Work instruction - Among the lines below, how many carry the string "true"? Reply with a number and nothing else.

Page and application data records

===

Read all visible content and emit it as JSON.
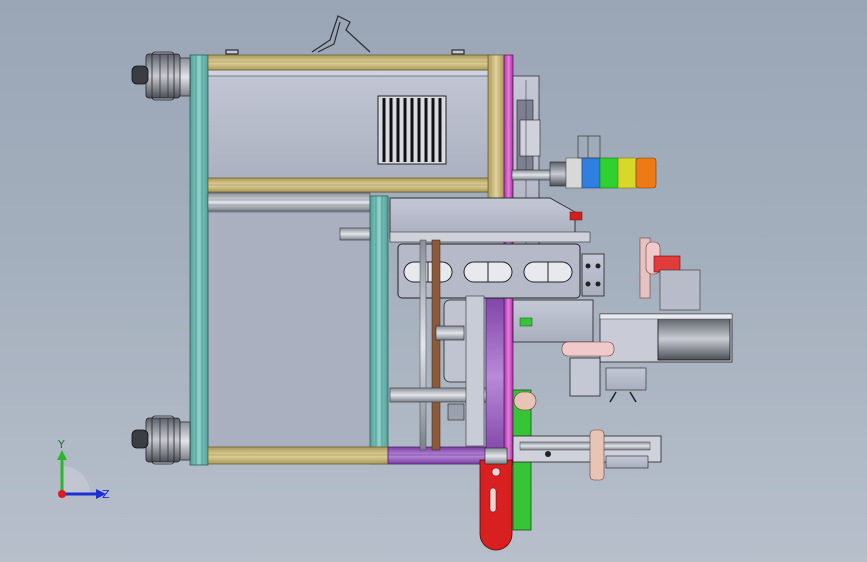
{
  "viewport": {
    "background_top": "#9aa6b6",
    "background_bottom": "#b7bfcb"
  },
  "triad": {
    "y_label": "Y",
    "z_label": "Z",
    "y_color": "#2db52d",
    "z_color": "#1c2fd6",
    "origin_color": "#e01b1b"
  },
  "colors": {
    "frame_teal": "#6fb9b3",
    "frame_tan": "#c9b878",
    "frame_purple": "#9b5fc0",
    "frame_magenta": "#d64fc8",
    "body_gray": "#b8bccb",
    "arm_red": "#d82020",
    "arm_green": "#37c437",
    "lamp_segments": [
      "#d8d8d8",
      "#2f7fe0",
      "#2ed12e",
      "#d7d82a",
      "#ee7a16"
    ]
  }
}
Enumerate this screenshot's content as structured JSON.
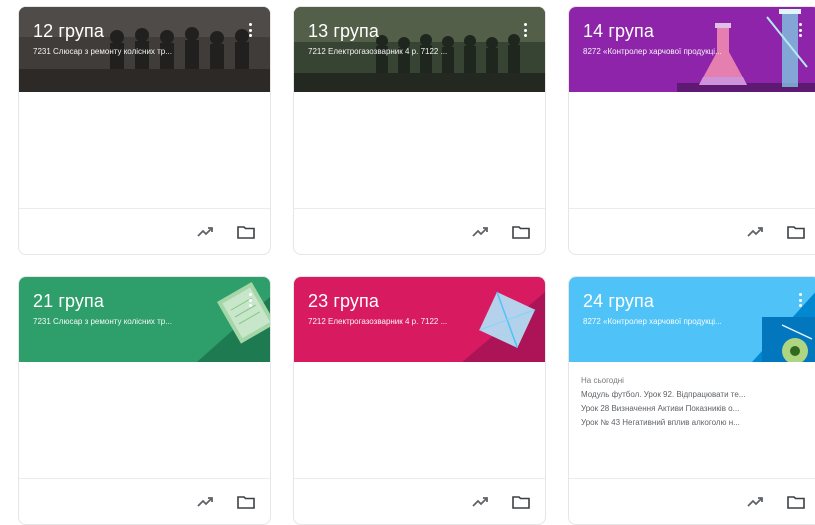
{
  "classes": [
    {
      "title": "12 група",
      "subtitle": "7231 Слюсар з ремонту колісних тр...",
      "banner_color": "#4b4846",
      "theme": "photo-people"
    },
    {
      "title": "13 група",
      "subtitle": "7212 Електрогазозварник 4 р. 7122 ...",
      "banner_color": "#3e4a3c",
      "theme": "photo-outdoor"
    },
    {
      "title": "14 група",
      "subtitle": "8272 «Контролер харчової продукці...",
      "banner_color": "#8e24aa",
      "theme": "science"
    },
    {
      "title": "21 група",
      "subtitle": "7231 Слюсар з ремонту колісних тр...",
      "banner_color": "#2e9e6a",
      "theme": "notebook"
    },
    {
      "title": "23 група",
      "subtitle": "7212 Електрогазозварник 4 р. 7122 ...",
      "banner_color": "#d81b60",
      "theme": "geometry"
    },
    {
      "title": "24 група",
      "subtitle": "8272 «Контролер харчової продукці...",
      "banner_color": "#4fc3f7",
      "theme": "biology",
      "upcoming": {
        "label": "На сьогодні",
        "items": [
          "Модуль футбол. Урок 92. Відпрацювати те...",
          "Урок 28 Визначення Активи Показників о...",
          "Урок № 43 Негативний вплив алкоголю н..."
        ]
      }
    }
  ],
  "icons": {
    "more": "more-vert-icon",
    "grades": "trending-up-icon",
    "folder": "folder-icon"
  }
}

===

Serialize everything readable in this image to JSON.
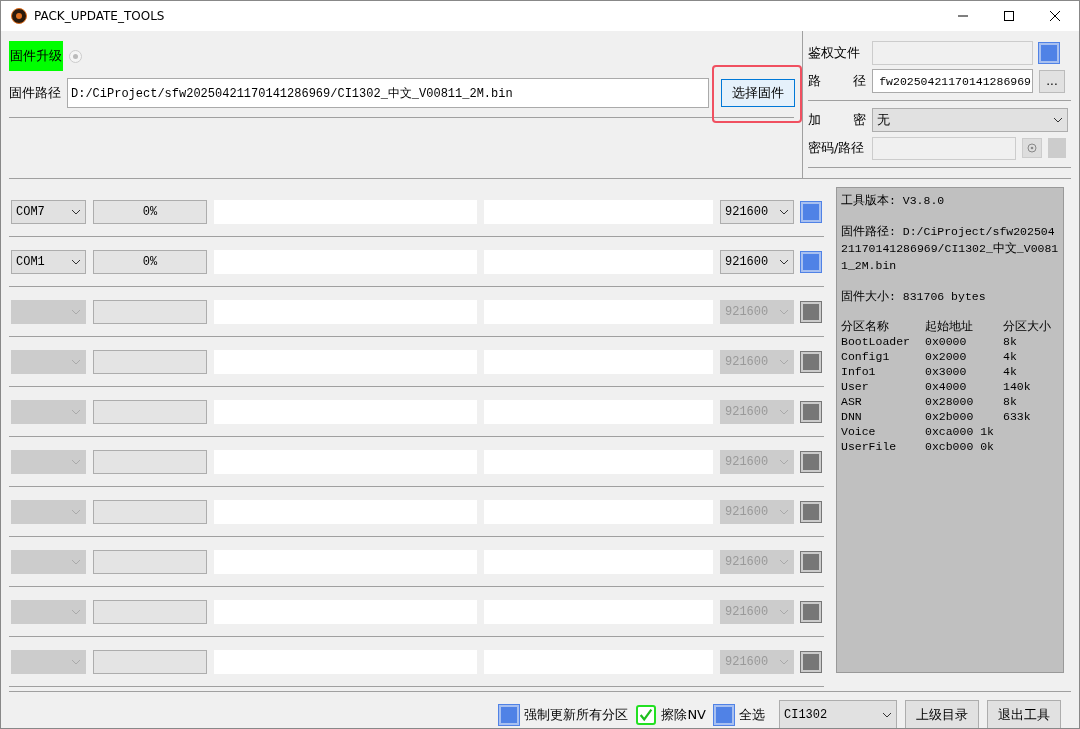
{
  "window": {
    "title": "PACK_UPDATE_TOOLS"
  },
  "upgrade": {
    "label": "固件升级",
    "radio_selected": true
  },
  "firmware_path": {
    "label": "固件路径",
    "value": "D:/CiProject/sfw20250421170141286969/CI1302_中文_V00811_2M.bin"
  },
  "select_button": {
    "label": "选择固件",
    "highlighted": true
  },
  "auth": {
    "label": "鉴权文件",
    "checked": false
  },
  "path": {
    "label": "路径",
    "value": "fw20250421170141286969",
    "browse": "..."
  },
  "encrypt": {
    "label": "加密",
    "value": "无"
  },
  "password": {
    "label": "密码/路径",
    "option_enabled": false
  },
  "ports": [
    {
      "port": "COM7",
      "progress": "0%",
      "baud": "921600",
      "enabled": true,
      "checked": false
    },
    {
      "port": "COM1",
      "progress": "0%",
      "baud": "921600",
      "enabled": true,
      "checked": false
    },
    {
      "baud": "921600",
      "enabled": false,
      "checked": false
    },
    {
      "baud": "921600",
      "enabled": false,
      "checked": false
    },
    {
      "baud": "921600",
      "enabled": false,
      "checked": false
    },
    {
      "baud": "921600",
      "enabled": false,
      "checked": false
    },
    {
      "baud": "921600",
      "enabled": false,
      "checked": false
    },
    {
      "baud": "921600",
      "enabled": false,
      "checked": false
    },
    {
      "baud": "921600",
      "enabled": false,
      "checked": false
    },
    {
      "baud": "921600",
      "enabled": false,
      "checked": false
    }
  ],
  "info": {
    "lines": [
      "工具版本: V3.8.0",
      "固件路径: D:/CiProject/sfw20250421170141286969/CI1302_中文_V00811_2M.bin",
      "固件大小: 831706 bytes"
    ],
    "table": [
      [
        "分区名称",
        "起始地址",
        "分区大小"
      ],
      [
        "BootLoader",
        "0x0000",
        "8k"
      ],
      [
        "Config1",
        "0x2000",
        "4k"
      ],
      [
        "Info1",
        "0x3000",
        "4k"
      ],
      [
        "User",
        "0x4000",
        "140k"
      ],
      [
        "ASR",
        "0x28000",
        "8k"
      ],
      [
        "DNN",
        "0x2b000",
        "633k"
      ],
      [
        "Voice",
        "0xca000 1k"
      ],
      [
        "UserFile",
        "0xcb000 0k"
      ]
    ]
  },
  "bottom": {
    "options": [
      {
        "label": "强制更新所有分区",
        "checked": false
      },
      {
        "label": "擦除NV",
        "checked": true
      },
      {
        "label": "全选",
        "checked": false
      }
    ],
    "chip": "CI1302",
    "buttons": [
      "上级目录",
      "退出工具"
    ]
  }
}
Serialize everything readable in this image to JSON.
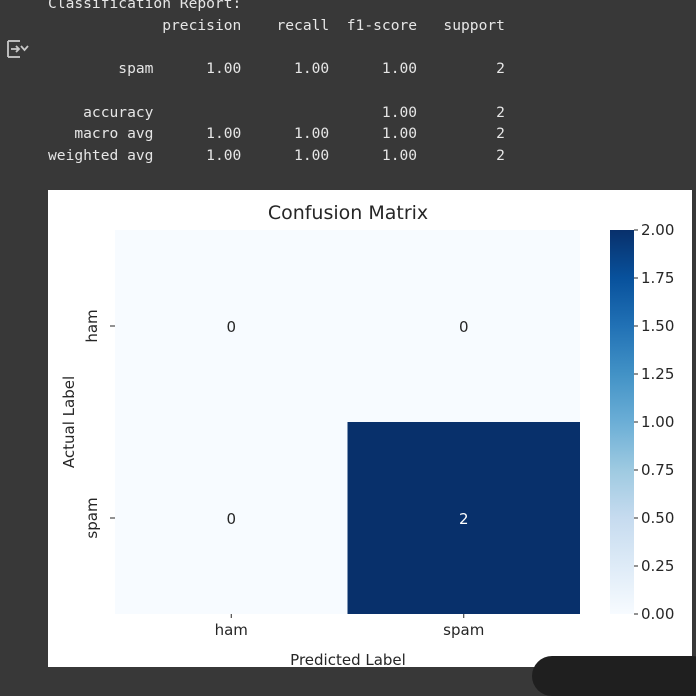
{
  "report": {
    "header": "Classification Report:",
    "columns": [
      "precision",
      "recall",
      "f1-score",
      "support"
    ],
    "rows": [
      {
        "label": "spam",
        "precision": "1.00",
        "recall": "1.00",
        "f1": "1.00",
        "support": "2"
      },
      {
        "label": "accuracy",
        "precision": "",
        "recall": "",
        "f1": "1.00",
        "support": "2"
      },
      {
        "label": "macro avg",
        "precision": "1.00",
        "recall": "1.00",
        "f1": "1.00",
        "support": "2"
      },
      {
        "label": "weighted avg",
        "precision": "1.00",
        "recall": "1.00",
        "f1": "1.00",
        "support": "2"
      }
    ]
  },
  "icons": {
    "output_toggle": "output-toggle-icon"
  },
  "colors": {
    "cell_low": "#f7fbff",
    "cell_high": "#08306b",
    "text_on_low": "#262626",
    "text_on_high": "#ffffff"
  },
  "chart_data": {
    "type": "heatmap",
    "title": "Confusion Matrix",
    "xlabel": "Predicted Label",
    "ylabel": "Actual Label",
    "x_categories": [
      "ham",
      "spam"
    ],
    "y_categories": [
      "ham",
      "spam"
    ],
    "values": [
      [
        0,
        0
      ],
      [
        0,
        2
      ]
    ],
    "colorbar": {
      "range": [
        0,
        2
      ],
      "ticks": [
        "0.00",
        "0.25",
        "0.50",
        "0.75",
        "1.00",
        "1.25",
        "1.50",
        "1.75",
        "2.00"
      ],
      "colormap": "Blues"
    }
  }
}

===

Your response - 5